Your task is to find every line of the listing that includes "name" and copy it.

Source data:

• • •

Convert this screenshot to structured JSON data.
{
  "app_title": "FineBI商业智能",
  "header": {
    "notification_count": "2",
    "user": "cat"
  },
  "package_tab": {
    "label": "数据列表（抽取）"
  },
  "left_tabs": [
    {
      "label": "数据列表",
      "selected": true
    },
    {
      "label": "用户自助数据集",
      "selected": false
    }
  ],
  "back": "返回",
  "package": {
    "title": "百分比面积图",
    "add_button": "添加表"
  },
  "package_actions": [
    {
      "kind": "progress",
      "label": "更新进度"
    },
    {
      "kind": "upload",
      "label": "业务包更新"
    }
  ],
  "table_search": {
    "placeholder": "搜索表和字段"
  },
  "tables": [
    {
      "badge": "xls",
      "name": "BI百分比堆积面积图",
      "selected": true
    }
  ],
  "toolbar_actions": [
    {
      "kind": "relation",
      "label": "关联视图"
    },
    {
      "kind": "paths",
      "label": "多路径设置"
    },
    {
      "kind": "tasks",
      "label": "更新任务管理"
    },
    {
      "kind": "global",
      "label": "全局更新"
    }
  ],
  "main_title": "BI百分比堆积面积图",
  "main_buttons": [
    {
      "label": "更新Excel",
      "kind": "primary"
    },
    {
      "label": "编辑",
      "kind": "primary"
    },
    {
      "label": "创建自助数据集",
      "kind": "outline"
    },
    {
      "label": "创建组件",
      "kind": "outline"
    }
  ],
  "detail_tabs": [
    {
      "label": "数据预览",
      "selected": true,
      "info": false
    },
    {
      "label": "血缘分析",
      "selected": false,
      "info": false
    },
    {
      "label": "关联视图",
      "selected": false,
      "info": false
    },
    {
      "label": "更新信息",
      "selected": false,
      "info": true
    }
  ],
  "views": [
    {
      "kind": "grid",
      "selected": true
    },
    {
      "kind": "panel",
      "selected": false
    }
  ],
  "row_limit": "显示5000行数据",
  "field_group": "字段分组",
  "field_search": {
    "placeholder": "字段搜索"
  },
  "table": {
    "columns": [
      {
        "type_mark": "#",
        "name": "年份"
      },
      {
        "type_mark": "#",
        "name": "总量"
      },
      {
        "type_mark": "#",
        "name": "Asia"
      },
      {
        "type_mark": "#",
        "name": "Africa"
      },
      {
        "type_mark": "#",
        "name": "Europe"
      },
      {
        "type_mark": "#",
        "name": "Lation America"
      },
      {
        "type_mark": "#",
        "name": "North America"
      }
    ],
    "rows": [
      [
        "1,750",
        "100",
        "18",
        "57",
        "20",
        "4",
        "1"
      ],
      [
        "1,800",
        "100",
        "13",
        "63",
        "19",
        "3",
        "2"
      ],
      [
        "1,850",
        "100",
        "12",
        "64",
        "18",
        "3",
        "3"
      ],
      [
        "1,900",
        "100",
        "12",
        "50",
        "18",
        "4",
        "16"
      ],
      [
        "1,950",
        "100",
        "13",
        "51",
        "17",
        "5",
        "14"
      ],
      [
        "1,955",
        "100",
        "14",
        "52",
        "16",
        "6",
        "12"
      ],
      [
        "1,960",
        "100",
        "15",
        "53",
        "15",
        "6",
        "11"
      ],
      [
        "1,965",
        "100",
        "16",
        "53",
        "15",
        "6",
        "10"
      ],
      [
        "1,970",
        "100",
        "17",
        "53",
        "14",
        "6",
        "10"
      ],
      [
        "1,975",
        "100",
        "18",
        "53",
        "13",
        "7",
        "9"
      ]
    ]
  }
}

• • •

Answer box:
      "name": "BI百分比堆积面积图",
        "name": "年份"
        "name": "总量"
        "name": "Asia"
        "name": "Africa"
        "name": "Europe"
        "name": "Lation America"
        "name": "North America"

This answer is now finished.